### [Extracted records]
"""

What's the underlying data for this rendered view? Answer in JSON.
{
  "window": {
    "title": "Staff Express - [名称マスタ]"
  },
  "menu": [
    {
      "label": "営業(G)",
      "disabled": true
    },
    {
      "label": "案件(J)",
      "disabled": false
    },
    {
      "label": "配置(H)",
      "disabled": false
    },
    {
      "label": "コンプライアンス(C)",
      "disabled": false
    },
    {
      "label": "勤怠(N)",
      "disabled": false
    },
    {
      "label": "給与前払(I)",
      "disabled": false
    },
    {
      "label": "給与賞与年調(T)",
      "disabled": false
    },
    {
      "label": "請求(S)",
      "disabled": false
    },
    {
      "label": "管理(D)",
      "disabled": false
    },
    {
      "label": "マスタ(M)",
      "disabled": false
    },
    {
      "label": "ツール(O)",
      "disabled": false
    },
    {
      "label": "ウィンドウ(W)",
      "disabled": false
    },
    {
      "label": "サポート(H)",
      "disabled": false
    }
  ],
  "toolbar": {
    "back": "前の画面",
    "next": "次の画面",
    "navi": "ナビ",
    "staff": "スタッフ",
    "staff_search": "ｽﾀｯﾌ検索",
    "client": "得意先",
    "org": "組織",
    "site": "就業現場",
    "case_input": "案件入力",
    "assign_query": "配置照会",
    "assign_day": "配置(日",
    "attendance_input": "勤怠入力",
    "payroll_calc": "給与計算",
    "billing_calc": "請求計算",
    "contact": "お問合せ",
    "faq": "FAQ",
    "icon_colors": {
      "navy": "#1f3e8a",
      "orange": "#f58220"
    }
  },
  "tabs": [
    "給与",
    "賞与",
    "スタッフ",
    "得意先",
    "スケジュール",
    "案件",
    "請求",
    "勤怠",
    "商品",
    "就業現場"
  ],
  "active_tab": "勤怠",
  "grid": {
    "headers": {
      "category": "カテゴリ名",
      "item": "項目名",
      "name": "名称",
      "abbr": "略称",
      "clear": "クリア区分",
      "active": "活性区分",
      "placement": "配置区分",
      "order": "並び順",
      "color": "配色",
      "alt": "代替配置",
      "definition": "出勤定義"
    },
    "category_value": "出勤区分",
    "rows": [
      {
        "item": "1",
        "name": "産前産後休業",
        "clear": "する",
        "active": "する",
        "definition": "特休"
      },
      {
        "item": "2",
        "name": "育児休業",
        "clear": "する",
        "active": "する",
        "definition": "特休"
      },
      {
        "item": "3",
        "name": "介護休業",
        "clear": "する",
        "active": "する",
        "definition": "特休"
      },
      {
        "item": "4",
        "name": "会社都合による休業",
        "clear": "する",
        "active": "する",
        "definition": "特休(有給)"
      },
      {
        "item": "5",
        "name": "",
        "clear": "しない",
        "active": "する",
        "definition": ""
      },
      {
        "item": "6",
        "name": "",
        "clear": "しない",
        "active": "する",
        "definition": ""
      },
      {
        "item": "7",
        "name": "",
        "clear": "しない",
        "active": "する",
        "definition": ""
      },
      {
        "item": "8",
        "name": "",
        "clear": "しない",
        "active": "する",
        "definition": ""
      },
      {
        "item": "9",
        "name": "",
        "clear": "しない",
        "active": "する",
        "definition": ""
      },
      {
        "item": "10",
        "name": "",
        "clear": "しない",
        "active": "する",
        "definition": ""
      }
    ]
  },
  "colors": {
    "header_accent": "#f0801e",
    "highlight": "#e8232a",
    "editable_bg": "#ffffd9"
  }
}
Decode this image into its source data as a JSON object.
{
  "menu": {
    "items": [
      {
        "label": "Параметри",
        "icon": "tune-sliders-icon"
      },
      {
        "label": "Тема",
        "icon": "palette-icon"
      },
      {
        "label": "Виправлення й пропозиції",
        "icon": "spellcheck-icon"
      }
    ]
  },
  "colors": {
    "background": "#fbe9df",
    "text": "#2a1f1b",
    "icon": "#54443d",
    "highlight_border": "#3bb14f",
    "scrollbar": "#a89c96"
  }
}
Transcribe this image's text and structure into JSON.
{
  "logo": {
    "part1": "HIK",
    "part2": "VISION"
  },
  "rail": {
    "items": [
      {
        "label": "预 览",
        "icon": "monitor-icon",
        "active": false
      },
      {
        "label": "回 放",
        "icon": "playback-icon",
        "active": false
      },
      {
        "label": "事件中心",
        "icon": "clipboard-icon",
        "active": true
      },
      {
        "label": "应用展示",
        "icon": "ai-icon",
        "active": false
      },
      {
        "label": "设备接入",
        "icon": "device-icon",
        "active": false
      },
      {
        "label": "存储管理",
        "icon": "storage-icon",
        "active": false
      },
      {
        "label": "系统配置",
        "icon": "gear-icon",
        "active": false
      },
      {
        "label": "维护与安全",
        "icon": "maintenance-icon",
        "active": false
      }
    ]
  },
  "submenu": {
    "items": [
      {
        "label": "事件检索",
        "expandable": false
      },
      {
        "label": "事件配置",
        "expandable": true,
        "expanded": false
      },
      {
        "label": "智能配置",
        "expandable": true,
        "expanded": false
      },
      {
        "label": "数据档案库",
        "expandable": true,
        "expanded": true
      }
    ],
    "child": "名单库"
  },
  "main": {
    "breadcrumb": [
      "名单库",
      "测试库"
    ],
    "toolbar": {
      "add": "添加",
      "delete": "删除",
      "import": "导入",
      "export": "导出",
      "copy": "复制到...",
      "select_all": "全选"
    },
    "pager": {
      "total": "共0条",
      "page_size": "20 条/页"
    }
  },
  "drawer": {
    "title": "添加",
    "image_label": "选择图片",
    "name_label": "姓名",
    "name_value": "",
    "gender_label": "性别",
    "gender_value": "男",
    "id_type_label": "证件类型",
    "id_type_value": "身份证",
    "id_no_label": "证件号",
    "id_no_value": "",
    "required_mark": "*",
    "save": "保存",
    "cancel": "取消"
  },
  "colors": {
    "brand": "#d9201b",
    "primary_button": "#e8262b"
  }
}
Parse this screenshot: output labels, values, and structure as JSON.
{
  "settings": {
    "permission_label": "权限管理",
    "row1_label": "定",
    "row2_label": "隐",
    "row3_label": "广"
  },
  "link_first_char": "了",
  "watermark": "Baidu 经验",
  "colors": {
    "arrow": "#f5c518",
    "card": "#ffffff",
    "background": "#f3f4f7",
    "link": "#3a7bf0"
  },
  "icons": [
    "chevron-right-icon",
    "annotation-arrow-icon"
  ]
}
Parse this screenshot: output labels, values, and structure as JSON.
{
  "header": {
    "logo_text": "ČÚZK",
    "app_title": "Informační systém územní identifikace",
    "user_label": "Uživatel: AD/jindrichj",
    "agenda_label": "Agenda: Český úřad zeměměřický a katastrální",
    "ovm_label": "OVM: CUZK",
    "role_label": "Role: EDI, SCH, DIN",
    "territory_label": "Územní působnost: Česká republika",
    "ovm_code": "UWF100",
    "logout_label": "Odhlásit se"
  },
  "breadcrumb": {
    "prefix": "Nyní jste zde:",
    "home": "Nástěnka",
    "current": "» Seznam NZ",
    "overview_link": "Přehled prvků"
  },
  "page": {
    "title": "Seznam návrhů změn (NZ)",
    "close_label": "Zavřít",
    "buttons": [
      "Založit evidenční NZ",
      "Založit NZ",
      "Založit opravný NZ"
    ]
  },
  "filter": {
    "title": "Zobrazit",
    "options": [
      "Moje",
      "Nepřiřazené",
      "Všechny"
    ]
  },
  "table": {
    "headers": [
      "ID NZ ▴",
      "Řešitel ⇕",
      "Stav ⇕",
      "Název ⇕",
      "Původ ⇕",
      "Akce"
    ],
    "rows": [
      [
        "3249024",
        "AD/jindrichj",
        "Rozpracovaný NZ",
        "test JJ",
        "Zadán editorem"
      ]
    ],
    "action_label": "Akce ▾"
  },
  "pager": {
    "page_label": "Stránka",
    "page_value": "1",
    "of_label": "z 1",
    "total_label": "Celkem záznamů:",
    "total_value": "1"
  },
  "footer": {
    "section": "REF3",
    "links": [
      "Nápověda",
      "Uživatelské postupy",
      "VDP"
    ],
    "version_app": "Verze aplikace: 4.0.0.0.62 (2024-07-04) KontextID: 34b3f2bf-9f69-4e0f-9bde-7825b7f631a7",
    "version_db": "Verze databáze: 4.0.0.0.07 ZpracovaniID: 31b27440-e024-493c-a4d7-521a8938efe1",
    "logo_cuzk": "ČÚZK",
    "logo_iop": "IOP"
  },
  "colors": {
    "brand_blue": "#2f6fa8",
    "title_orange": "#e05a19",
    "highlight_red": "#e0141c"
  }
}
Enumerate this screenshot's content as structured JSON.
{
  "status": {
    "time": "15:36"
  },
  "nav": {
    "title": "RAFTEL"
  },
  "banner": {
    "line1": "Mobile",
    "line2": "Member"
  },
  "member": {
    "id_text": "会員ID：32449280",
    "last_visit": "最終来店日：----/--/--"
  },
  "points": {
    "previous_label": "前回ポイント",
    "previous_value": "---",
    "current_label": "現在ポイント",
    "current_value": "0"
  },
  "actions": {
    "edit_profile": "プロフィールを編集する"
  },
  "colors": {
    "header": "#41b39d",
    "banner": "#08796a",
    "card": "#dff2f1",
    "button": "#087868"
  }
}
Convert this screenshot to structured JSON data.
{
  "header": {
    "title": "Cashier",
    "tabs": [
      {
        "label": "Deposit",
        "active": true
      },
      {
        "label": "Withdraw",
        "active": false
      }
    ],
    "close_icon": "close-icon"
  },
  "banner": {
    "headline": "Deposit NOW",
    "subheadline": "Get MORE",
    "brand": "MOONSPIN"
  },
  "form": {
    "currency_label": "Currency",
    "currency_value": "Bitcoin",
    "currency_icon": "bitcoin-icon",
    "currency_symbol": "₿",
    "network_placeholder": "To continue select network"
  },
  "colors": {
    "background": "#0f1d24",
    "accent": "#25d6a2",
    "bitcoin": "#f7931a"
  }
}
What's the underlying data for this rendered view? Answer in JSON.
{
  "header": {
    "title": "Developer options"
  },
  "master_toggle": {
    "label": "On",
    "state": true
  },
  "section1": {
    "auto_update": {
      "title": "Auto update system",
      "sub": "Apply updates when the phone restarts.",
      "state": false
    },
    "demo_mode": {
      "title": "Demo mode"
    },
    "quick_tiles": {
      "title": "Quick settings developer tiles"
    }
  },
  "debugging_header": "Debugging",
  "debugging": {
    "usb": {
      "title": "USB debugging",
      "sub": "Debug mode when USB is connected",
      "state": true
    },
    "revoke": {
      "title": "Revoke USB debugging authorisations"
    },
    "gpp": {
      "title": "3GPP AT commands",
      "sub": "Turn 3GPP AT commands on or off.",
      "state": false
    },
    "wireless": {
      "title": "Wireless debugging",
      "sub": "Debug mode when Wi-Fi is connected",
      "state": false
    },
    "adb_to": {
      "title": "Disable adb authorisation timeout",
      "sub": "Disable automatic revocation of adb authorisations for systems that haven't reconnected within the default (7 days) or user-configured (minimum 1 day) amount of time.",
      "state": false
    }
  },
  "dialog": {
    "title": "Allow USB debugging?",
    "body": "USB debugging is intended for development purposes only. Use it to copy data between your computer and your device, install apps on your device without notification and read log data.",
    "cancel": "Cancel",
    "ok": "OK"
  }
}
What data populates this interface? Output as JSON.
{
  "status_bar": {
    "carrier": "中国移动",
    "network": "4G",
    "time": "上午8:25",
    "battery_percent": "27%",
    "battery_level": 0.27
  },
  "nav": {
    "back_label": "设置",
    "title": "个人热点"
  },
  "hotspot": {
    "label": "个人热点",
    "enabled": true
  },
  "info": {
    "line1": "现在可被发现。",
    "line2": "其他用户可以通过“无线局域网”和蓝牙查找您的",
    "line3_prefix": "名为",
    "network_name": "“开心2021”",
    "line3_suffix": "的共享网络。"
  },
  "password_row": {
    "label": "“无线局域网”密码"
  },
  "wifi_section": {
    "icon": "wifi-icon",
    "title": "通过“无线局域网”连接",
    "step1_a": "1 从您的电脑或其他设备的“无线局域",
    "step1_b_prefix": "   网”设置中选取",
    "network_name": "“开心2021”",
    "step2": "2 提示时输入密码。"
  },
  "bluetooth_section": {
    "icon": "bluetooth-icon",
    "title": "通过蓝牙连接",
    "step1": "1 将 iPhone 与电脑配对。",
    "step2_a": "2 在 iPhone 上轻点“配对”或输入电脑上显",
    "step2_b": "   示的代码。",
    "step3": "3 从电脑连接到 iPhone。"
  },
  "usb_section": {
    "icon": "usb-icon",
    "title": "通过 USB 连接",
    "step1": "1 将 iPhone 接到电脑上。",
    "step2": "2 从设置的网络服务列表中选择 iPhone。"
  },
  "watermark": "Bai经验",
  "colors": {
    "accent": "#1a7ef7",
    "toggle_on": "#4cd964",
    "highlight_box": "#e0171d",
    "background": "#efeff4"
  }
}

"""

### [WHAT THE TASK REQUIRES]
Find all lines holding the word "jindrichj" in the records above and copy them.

### [TASK RESPONSE]
    "user_label": "Uživatel: AD/jindrichj",
        "AD/jindrichj",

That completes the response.